Q SWITCH:  essentially a "shutter" which prevents laser emission 
until opened.  Q stands for "quality factor" of the laser's 
resonant cavity.  "Active" Q switching is achieved with a rotating 
mirror or prism, Kerr or Pockels cell, or acoustico-optic device; 
"passive" Q switching is achieved with a saturable absorber such as 
a gas or dye.  In a pulsed laser a Q switch increases pulse power 
by shortening pulse duration while not significantly decreasing the 
energy; in a continuous wave laser the device provides shorter and 
more intense pulses at a higher repetition rate than could be 
achieved by pulsing the laser directly. 

RADIANCE ( L): At a point of a surface and in a given direction, 
the radiant intensity of an element of the surface, divided by the 
area of the orthogonal projection of this element on a plane 
perpendicular to the given direction (ISO 31/6-1980).  Expressed in 
watts per steradian square centimetre. 

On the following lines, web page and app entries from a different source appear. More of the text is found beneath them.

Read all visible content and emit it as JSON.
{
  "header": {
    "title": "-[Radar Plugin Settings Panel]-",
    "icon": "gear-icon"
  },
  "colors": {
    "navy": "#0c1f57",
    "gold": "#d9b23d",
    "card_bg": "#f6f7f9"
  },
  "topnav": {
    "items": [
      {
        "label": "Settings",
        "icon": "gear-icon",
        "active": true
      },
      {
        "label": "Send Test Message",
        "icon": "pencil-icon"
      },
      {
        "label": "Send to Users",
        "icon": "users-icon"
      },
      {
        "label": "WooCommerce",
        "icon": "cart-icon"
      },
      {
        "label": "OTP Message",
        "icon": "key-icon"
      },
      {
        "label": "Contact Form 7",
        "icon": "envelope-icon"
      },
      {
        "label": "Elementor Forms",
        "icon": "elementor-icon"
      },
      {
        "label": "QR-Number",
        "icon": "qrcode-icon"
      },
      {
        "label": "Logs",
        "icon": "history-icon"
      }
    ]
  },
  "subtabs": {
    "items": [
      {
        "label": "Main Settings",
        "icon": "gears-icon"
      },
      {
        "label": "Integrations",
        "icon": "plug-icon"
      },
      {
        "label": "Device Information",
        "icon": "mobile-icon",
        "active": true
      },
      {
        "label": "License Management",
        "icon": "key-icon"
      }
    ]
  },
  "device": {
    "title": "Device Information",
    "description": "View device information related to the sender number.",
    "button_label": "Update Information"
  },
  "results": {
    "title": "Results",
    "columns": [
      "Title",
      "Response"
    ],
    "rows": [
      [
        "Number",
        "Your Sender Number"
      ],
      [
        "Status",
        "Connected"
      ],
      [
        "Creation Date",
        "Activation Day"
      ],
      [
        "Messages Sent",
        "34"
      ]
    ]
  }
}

RADIANT FLUX: the rate of flow of radiant energy, measured in 

RADIOMETER: an instrument for measuring incident radiation in 
radiometric units (watts).  Radiometric measurements can be made at 
any wavelength, but the spectral range of a particular instrument 
may be limited to a narrow range. 

RADIOMETRIC UNITS: units defined for measurement of the intensity 
of electromagnetic radiation; the basic unit is the SI unit watt. 

RAMAN EFFECT: the appearance of additional weak lines in the 
spectrum of light that has been scattered by a transparent 
substance.  The extra lines result from rotational or vibrational 
transitions of the molecules in the scattering medium.  If the 
medium is illuminated with laser light of sufficient intensity, the 
emission at the Raman frequencies is amplified, exhibiting 
characteristics of stimulated emission (i.e., stimulated Raman 

REFLECTANCE: the ratio of wave energy reflected from a surface to 
the wave energy incident on a surface. 

SEMICONDUCTOR LASER: a type in which the active material is a 
semiconductor, either a diode or homogeneous.  Commercial 
types are generally diodes in which lasing occurs at the 
junction of n-type and p-type semiconductors, usually gallium- 
arsenide or gallium-aluminium-arsenide.  Homogeneous types are 
made of undoped semiconductor material and are pumped by an 
electron beam.

SOLID-STATE LASER: a type the active medium of which is an atomic 
species in a glass or crystal. The atomic species may be added to 
the glass or crystal, as neodymium is added to glass, or may be 
instrinic, as chromium is in ruby.  This term is generally not 
applied to semiconductor lasers. 

SUPER-RADIANT: applying to coherent optical amplification of 
spontaneous emission that occurs without relaxation processes.  
Commonly used to describe a laser whose gain is high enough to 
permit amplification without mirrors; examples are nitrogen and 
molecular hydrogen.  Beam quality of a super radiant laser is 
generally inferior to that of a laser with a complete optical 
cavity.  "Super-fluorescent" has been proposed as a more precise 
description of this type of laser. 

TEA LASER: acronym for transversely excited, atmospheric pressure 
laser.  A gas laser in which excitation of the active medium is 
transverse to the flow of the medium.  Because of shorter breakdown 
length, this type operates in a gas-pressure range higher than that 
for longitudinally excited gas lasers (but not necessarily 
atmospheric) and offers a potentially higher power output per unit 
volumes because of a greater density of lasing molecules. 

TUNABLE LASER: a laser or a parametric oscillator whose emission 
can be varied across a broad spectral range. 

ULTRAVIOLET: electromagnetic radiation with wavelengths between 
about 40 and 400 nanometres.  Radiation between 40 and 200 nm is 
termed "vacuum ultraviolet" because it is absorbed by air and 
travels only through a vacuum.  The "near" ultraviolet has 
wavelengths close to those of visible light; the "far" ultraviolet 
has shorter wavelengths. 

YAG: yttrium aluminium garnet, a crystal host which can be doped 
with an active laser medium, usually neodymium. 

YALO: yttrium aluminate (YA103), a crystal host doped with an 
active laser medium, usually neodymium. 

YLF: yttrium lithium fluoride, a crystal host which can be doped 
with an active laser ion, usually holmium. 

    See Also:
       Toxicological Abbreviations